• _WORK INSTRUCTION_: Each entry that follows should be given again word for word; please leave out its pictures.

── MATERIAL TO PROCESS ──

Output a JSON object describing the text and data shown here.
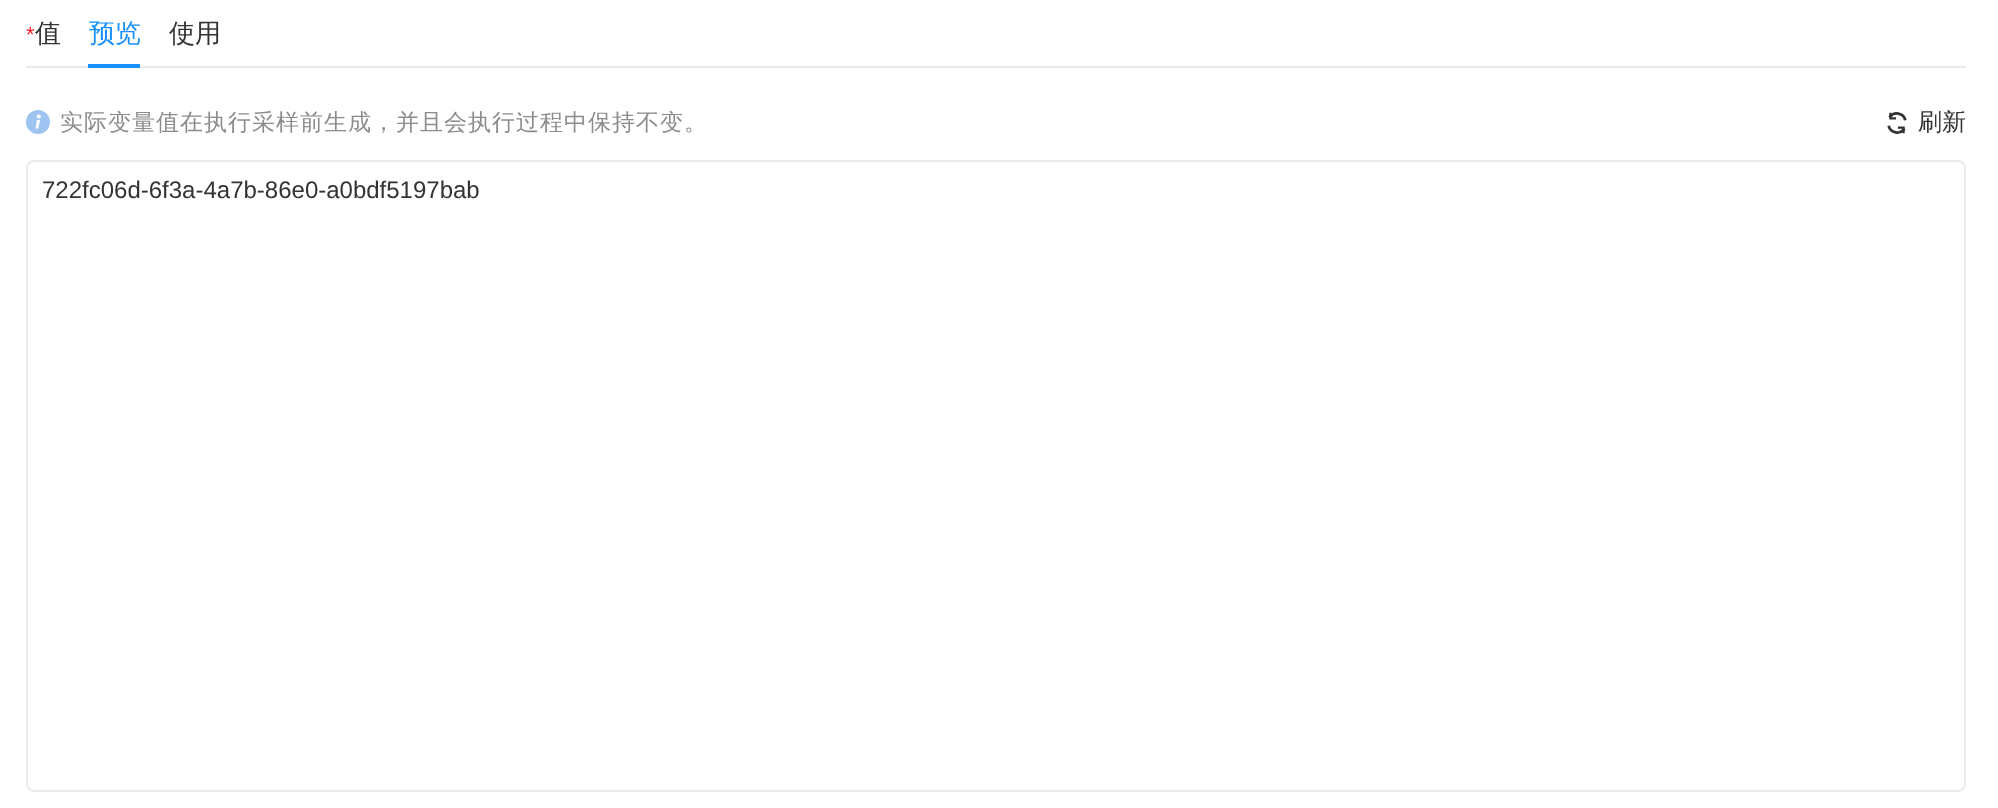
{
  "tabs": [
    {
      "label": "值",
      "required_mark": "*",
      "selected": false
    },
    {
      "label": "预览",
      "selected": true
    },
    {
      "label": "使用",
      "selected": false
    }
  ],
  "notice": "实际变量值在执行采样前生成，并且会执行过程中保持不变。",
  "refresh_button": "刷新",
  "preview": {
    "value": "722fc06d-6f3a-4a7b-86e0-a0bdf5197bab"
  }
}
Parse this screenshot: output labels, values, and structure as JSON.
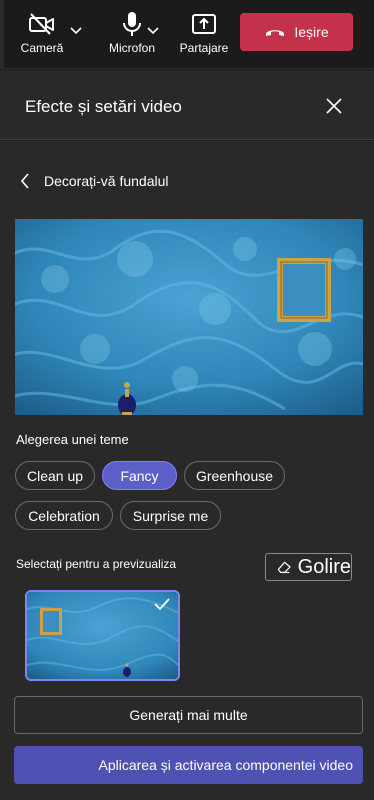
{
  "toolbar": {
    "camera_label": "Cameră",
    "mic_label": "Microfon",
    "share_label": "Partajare",
    "leave_label": "Ieșire"
  },
  "panel": {
    "title": "Efecte și setări video",
    "back_label": "Decorați-vă fundalul"
  },
  "themes": {
    "heading": "Alegerea unei teme",
    "chips": [
      "Clean up",
      "Fancy",
      "Greenhouse",
      "Celebration",
      "Surprise me"
    ],
    "selected": "Fancy"
  },
  "preview_select": {
    "heading": "Selectați pentru a previzualiza",
    "clear_label": "Golire"
  },
  "actions": {
    "generate_label": "Generați mai multe",
    "apply_label": "Aplicarea și activarea componentei video"
  },
  "colors": {
    "accent": "#5b5fc7",
    "leave": "#c4314b",
    "wallpaper": "#3a8fc0"
  }
}
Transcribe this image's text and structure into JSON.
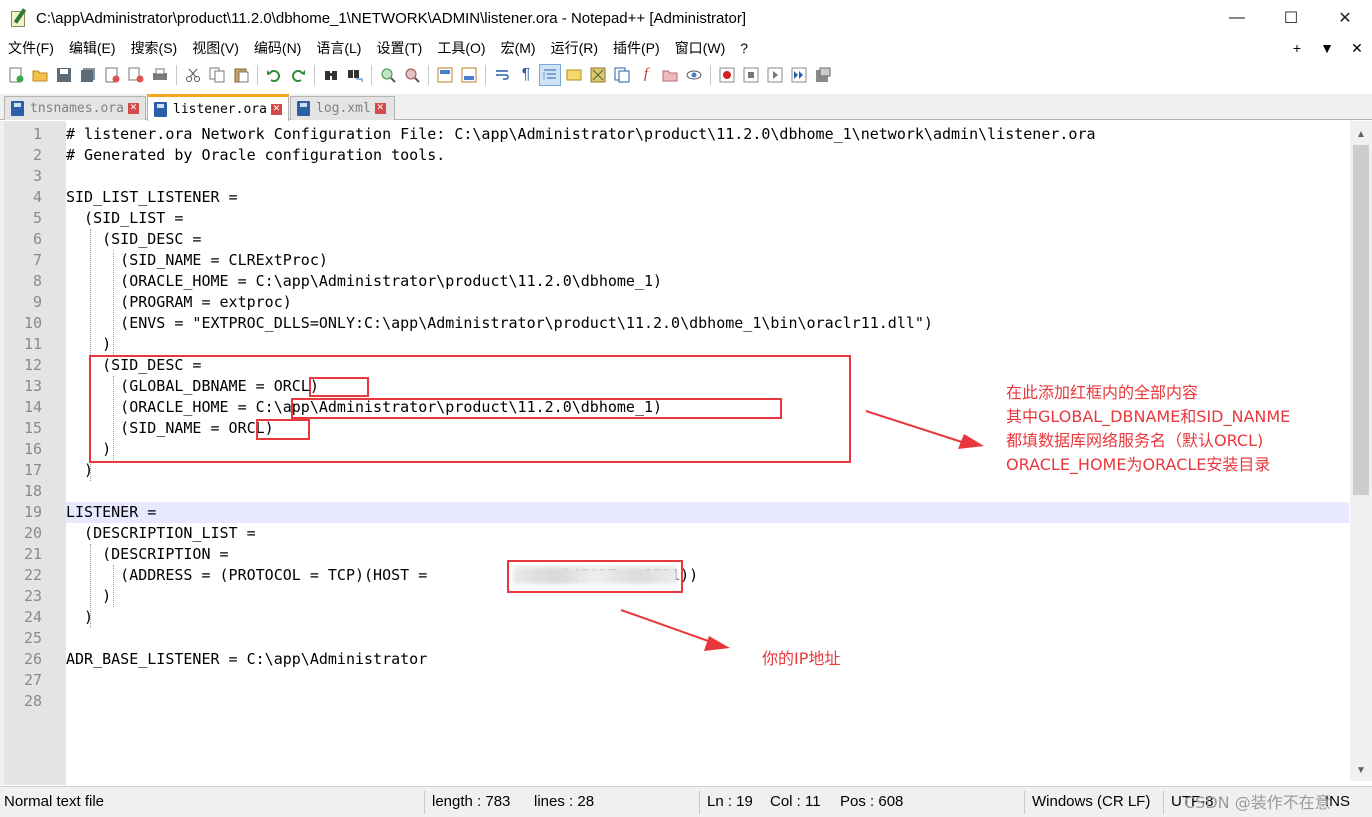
{
  "window": {
    "title": "C:\\app\\Administrator\\product\\11.2.0\\dbhome_1\\NETWORK\\ADMIN\\listener.ora - Notepad++ [Administrator]",
    "minimize": "—",
    "maximize": "☐",
    "close": "✕"
  },
  "menu": {
    "items": [
      "文件(F)",
      "编辑(E)",
      "搜索(S)",
      "视图(V)",
      "编码(N)",
      "语言(L)",
      "设置(T)",
      "工具(O)",
      "宏(M)",
      "运行(R)",
      "插件(P)",
      "窗口(W)",
      "?"
    ],
    "right": [
      "+",
      "▼",
      "✕"
    ]
  },
  "tabs": [
    {
      "label": "tnsnames.ora",
      "active": false
    },
    {
      "label": "listener.ora",
      "active": true
    },
    {
      "label": "log.xml",
      "active": false
    }
  ],
  "editor": {
    "line_numbers": [
      "1",
      "2",
      "3",
      "4",
      "5",
      "6",
      "7",
      "8",
      "9",
      "10",
      "11",
      "12",
      "13",
      "14",
      "15",
      "16",
      "17",
      "18",
      "19",
      "20",
      "21",
      "22",
      "23",
      "24",
      "25",
      "26",
      "27",
      "28"
    ],
    "lines": [
      "# listener.ora Network Configuration File: C:\\app\\Administrator\\product\\11.2.0\\dbhome_1\\network\\admin\\listener.ora",
      "# Generated by Oracle configuration tools.",
      "",
      "SID_LIST_LISTENER =",
      "  (SID_LIST =",
      "    (SID_DESC =",
      "      (SID_NAME = CLRExtProc)",
      "      (ORACLE_HOME = C:\\app\\Administrator\\product\\11.2.0\\dbhome_1)",
      "      (PROGRAM = extproc)",
      "      (ENVS = \"EXTPROC_DLLS=ONLY:C:\\app\\Administrator\\product\\11.2.0\\dbhome_1\\bin\\oraclr11.dll\")",
      "    )",
      "    (SID_DESC =",
      "      (GLOBAL_DBNAME = ORCL)",
      "      (ORACLE_HOME = C:\\app\\Administrator\\product\\11.2.0\\dbhome_1)",
      "      (SID_NAME = ORCL)",
      "    )",
      "  )",
      "",
      "LISTENER =",
      "  (DESCRIPTION_LIST =",
      "    (DESCRIPTION =",
      "      (ADDRESS = (PROTOCOL = TCP)(HOST =               )(PORT = 1521))",
      "    )",
      "  )",
      "",
      "ADR_BASE_LISTENER = C:\\app\\Administrator",
      "",
      ""
    ],
    "current_line": 19
  },
  "annotations": {
    "note_block": [
      "在此添加红框内的全部内容",
      "其中GLOBAL_DBNAME和SID_NANME",
      "都填数据库网络服务名（默认ORCL)",
      "ORACLE_HOME为ORACLE安装目录"
    ],
    "note_ip": "你的IP地址",
    "color": "#e8383d"
  },
  "status": {
    "file_type": "Normal text file",
    "length": "length : 783",
    "lines": "lines : 28",
    "ln": "Ln : 19",
    "col": "Col : 11",
    "pos": "Pos : 608",
    "eol": "Windows (CR LF)",
    "encoding": "UTF-8",
    "mode": "INS"
  },
  "watermark": "CSDN @装作不在意"
}
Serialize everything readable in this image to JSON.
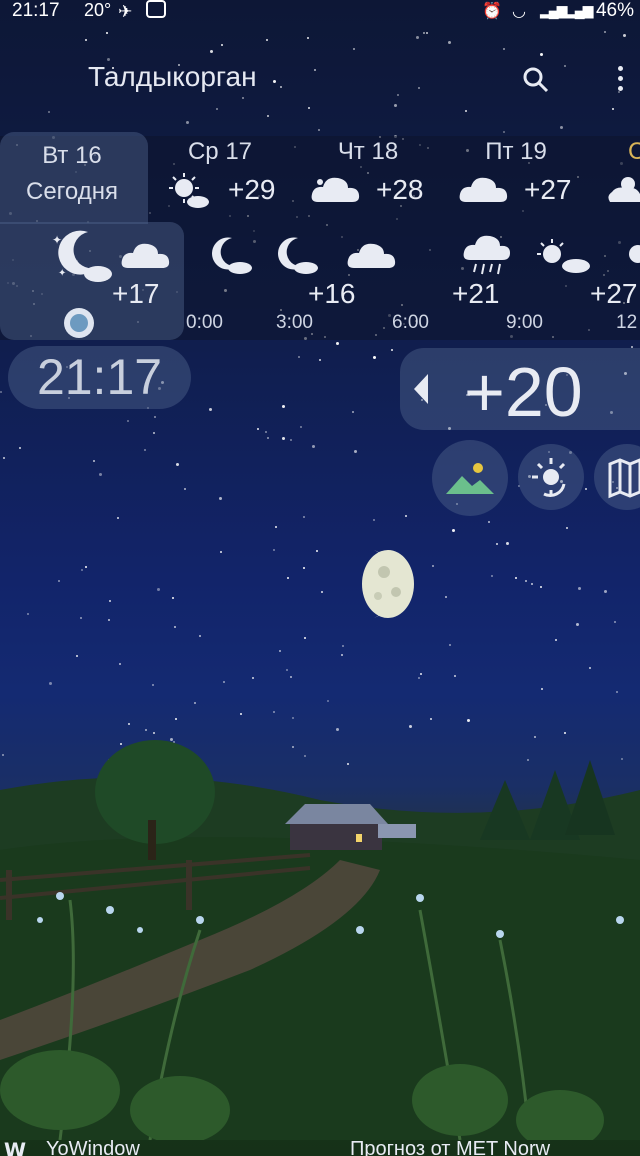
{
  "status_bar": {
    "time": "21:17",
    "temp": "20°",
    "battery": "46%"
  },
  "app": {
    "city": "Талдыкорган"
  },
  "days": [
    {
      "name": "Вт 16",
      "subtitle": "Сегодня",
      "icon": "moon-cloud-icon"
    },
    {
      "name": "Ср 17",
      "temp": "+29",
      "icon": "sun-cloud-icon"
    },
    {
      "name": "Чт 18",
      "temp": "+28",
      "icon": "cloud-icon"
    },
    {
      "name": "Пт 19",
      "temp": "+27",
      "icon": "cloud-icon"
    },
    {
      "name": "С",
      "icon": "sun-cloud-icon"
    }
  ],
  "hours": [
    {
      "time": "0:00",
      "temp": "+17",
      "icon": "moon-cloud-icon"
    },
    {
      "time": "3:00",
      "temp": "+16",
      "icon": "moon-cloud-icon"
    },
    {
      "time": "6:00",
      "icon": "cloud-icon"
    },
    {
      "time": "9:00",
      "temp": "+21",
      "icon": "rain-cloud-icon"
    },
    {
      "time": "12",
      "temp": "+27",
      "icon": "sun-cloud-icon"
    }
  ],
  "current": {
    "clock": "21:17",
    "temp": "+20"
  },
  "footer": {
    "left": "YoWindow",
    "right": "Прогноз от MET Norw"
  },
  "colors": {
    "panel": "#50648c",
    "sky_top": "#0d1736",
    "sky_mid": "#12246a",
    "grass": "#163118",
    "text": "#e8ebf3"
  }
}
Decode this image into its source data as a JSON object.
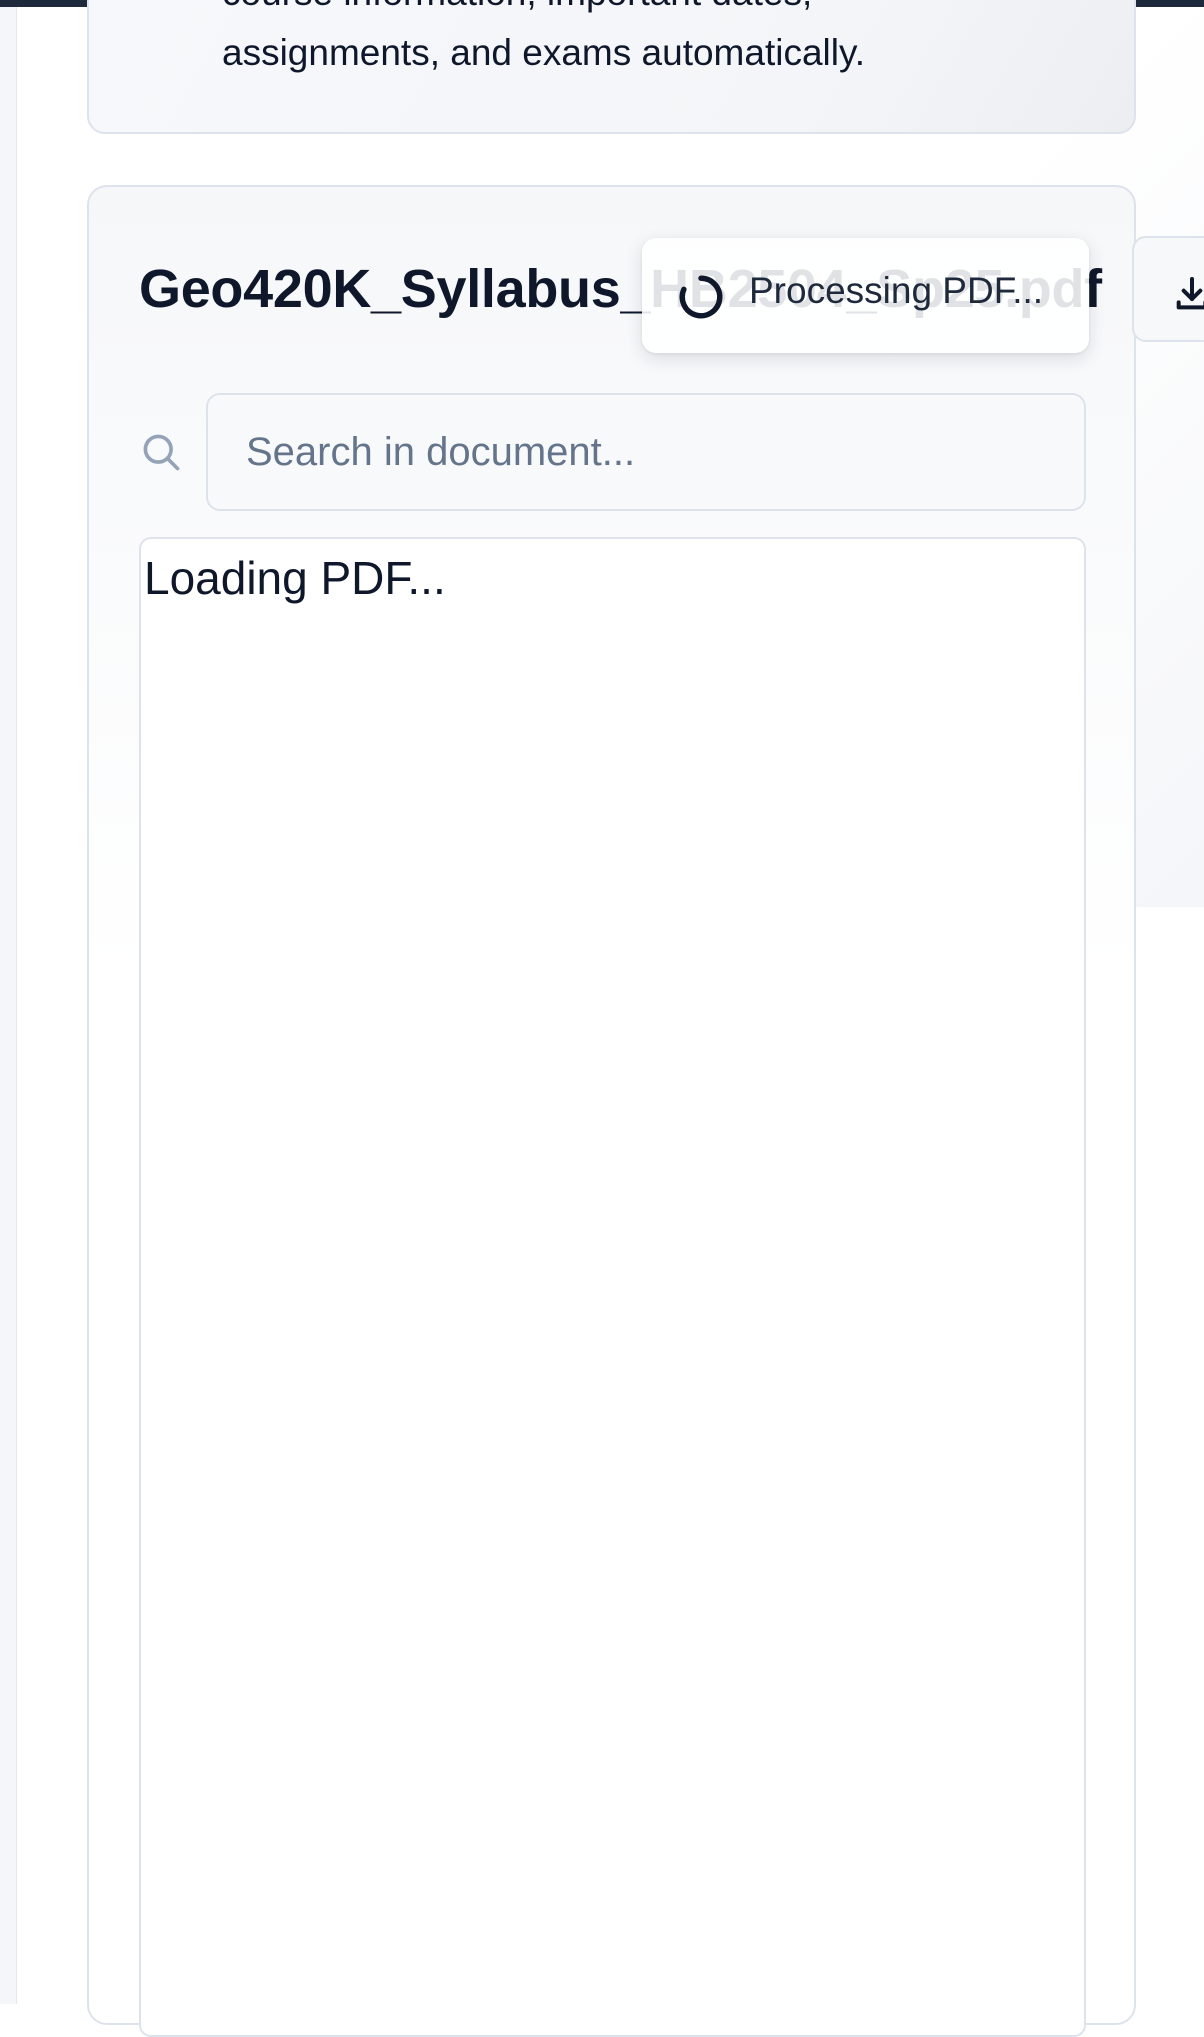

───

• _RESPONSE TO THE EXERCISE_:
Output a JSON object describing the text and data shown here.
{
  "tabs": [
    {
      "label": "值",
      "required_mark": "*",
      "selected": false
    },
    {
      "label": "预览",
      "selected": true
    },
    {
      "label": "使用",
      "selected": false
    }
  ],
  "notice": "实际变量值在执行采样前生成，并且会执行过程中保持不变。",
  "refresh_button": "刷新",
  "preview": {
    "value": "722fc06d-6f3a-4a7b-86e0-a0bdf5197bab"
  }
}
Parse this screenshot: output labels, values, and structure as JSON.
{
  "toolbar": {
    "camera_label": "Cameră",
    "mic_label": "Microfon",
    "share_label": "Partajare",
    "leave_label": "Ieșire"
  },
  "panel": {
    "title": "Efecte și setări video",
    "back_label": "Decorați-vă fundalul"
  },
  "themes": {
    "heading": "Alegerea unei teme",
    "chips": [
      "Clean up",
      "Fancy",
      "Greenhouse",
      "Celebration",
      "Surprise me"
    ],
    "selected": "Fancy"
  },
  "preview_select": {
    "heading": "Selectați pentru a previzualiza",
    "clear_label": "Golire"
  },
  "actions": {
    "generate_label": "Generați mai multe",
    "apply_label": "Aplicarea și activarea componentei video"
  },
  "colors": {
    "accent": "#5b5fc7",
    "leave": "#c4314b",
    "wallpaper": "#3a8fc0"
  }
}
Transcribe this image's text and structure into JSON.
{
  "window": {
    "title": "C:\\app\\Administrator\\product\\11.2.0\\dbhome_1\\NETWORK\\ADMIN\\listener.ora - Notepad++ [Administrator]",
    "minimize": "—",
    "maximize": "☐",
    "close": "✕"
  },
  "menu": {
    "items": [
      "文件(F)",
      "编辑(E)",
      "搜索(S)",
      "视图(V)",
      "编码(N)",
      "语言(L)",
      "设置(T)",
      "工具(O)",
      "宏(M)",
      "运行(R)",
      "插件(P)",
      "窗口(W)",
      "?"
    ],
    "right": [
      "+",
      "▼",
      "✕"
    ]
  },
  "tabs": [
    {
      "label": "tnsnames.ora",
      "active": false
    },
    {
      "label": "listener.ora",
      "active": true
    },
    {
      "label": "log.xml",
      "active": false
    }
  ],
  "editor": {
    "line_numbers": [
      "1",
      "2",
      "3",
      "4",
      "5",
      "6",
      "7",
      "8",
      "9",
      "10",
      "11",
      "12",
      "13",
      "14",
      "15",
      "16",
      "17",
      "18",
      "19",
      "20",
      "21",
      "22",
      "23",
      "24",
      "25",
      "26",
      "27",
      "28"
    ],
    "lines": [
      "# listener.ora Network Configuration File: C:\\app\\Administrator\\product\\11.2.0\\dbhome_1\\network\\admin\\listener.ora",
      "# Generated by Oracle configuration tools.",
      "",
      "SID_LIST_LISTENER =",
      "  (SID_LIST =",
      "    (SID_DESC =",
      "      (SID_NAME = CLRExtProc)",
      "      (ORACLE_HOME = C:\\app\\Administrator\\product\\11.2.0\\dbhome_1)",
      "      (PROGRAM = extproc)",
      "      (ENVS = \"EXTPROC_DLLS=ONLY:C:\\app\\Administrator\\product\\11.2.0\\dbhome_1\\bin\\oraclr11.dll\")",
      "    )",
      "    (SID_DESC =",
      "      (GLOBAL_DBNAME = ORCL)",
      "      (ORACLE_HOME = C:\\app\\Administrator\\product\\11.2.0\\dbhome_1)",
      "      (SID_NAME = ORCL)",
      "    )",
      "  )",
      "",
      "LISTENER =",
      "  (DESCRIPTION_LIST =",
      "    (DESCRIPTION =",
      "      (ADDRESS = (PROTOCOL = TCP)(HOST =               )(PORT = 1521))",
      "    )",
      "  )",
      "",
      "ADR_BASE_LISTENER = C:\\app\\Administrator",
      "",
      ""
    ],
    "current_line": 19
  },
  "annotations": {
    "note_block": [
      "在此添加红框内的全部内容",
      "其中GLOBAL_DBNAME和SID_NANME",
      "都填数据库网络服务名（默认ORCL)",
      "ORACLE_HOME为ORACLE安装目录"
    ],
    "note_ip": "你的IP地址",
    "color": "#e8383d"
  },
  "status": {
    "file_type": "Normal text file",
    "length": "length : 783",
    "lines": "lines : 28",
    "ln": "Ln : 19",
    "col": "Col : 11",
    "pos": "Pos : 608",
    "eol": "Windows (CR LF)",
    "encoding": "UTF-8",
    "mode": "INS"
  },
  "watermark": "CSDN @装作不在意"
}
Serialize everything readable in this image to JSON.
{
  "status_bar": {
    "time": "21:17",
    "temp": "20°",
    "battery": "46%"
  },
  "app": {
    "city": "Талдыкорган"
  },
  "days": [
    {
      "name": "Вт 16",
      "subtitle": "Сегодня",
      "icon": "moon-cloud-icon"
    },
    {
      "name": "Ср 17",
      "temp": "+29",
      "icon": "sun-cloud-icon"
    },
    {
      "name": "Чт 18",
      "temp": "+28",
      "icon": "cloud-icon"
    },
    {
      "name": "Пт 19",
      "temp": "+27",
      "icon": "cloud-icon"
    },
    {
      "name": "С",
      "icon": "sun-cloud-icon"
    }
  ],
  "hours": [
    {
      "time": "0:00",
      "temp": "+17",
      "icon": "moon-cloud-icon"
    },
    {
      "time": "3:00",
      "temp": "+16",
      "icon": "moon-cloud-icon"
    },
    {
      "time": "6:00",
      "icon": "cloud-icon"
    },
    {
      "time": "9:00",
      "temp": "+21",
      "icon": "rain-cloud-icon"
    },
    {
      "time": "12",
      "temp": "+27",
      "icon": "sun-cloud-icon"
    }
  ],
  "current": {
    "clock": "21:17",
    "temp": "+20"
  },
  "footer": {
    "left": "YoWindow",
    "right": "Прогноз от MET Norw"
  },
  "colors": {
    "panel": "#50648c",
    "sky_top": "#0d1736",
    "sky_mid": "#12246a",
    "grass": "#163118",
    "text": "#e8ebf3"
  }
}
Decode this image into its source data as a JSON object.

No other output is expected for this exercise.